The following is a summary of “Inspiratory hyperoxia suppresses lung cancer metastasis through a MYC/SLC1A5-dependent metabolic pathway” published in the December 2022 issue of Respiratory by Liu et al.


A significant amount of focus has been directed toward the knowledge gap concerning the impact of inspiratory hyperoxia on the microenvironment of lung-specific tumors and the advancement of lung cancer. According to the findings of this study, hyperoxia during inspiration may hold a particular significance for the malignant phenotype of lung cancer cells. In both in vitro and in vivo studies, the effects of various oxygenation conditions on the proliferation, apoptosis, invasion, and migration of lung cancer cells were comprehensively studied. 
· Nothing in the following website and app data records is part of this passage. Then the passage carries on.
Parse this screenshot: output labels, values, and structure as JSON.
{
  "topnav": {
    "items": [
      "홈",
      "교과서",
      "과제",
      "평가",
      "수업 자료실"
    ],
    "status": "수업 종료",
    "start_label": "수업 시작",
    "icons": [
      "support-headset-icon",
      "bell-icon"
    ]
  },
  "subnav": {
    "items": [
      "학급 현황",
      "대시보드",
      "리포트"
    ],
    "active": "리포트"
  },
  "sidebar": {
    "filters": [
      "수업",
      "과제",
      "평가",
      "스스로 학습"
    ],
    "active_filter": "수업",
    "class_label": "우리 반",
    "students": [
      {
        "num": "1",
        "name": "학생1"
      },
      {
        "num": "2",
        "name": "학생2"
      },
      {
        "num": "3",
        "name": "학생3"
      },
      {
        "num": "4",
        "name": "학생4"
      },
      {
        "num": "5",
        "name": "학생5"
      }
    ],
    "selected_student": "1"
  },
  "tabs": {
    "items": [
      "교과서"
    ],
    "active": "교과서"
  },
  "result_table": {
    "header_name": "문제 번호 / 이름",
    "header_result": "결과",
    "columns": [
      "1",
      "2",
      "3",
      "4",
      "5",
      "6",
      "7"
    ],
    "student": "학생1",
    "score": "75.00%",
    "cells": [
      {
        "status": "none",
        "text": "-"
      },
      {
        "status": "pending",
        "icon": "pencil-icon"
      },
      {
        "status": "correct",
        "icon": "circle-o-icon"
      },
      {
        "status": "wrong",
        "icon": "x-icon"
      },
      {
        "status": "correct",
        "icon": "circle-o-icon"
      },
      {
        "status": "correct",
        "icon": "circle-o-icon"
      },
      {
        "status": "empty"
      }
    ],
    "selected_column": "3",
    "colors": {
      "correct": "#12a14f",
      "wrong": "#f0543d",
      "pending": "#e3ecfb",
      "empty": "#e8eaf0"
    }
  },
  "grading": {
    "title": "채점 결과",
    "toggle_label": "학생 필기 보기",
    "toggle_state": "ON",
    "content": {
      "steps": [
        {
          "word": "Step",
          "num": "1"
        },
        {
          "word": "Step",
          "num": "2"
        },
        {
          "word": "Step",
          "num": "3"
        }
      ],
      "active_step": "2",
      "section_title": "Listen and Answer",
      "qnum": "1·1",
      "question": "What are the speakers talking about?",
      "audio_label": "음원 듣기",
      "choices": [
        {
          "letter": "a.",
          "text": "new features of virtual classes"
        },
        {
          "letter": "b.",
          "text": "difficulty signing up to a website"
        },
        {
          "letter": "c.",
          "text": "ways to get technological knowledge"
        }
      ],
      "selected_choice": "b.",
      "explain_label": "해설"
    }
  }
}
Their findings indicate that treatment with inspiratory hyperoxia (60% oxygen, 6 hours per day -1) not only does not have any effects that encourage the evolution of tumors but it also prevents lung cancer spread and increases the likelihood of long-term survival. In addition, by combining analyses of the transcriptome, the proteome, and the metabolome, researchers could determine that subjecting lung cancer cells to hyperoxia led to the induction of significant intracellular metabolic alterations.  

Investigators demonstrated that myelocytomatosis oncogene/secondary lymphoid-tissue chemokine(MYC/SLC1A5)-induced metabolic reprogramming and glutamine addiction is a novel mechanism that drives lung cancer metastasis and that this process can be effectively inhibited by the therapy of inspiratory hyperoxia. These findings are crucial to the debate on the risks, promises, and potential antitumor effects of inspiratory hyperoxia, particularly for patients who have lung cancer.

Source: erj.ersjournals.com/content/60/6/2200062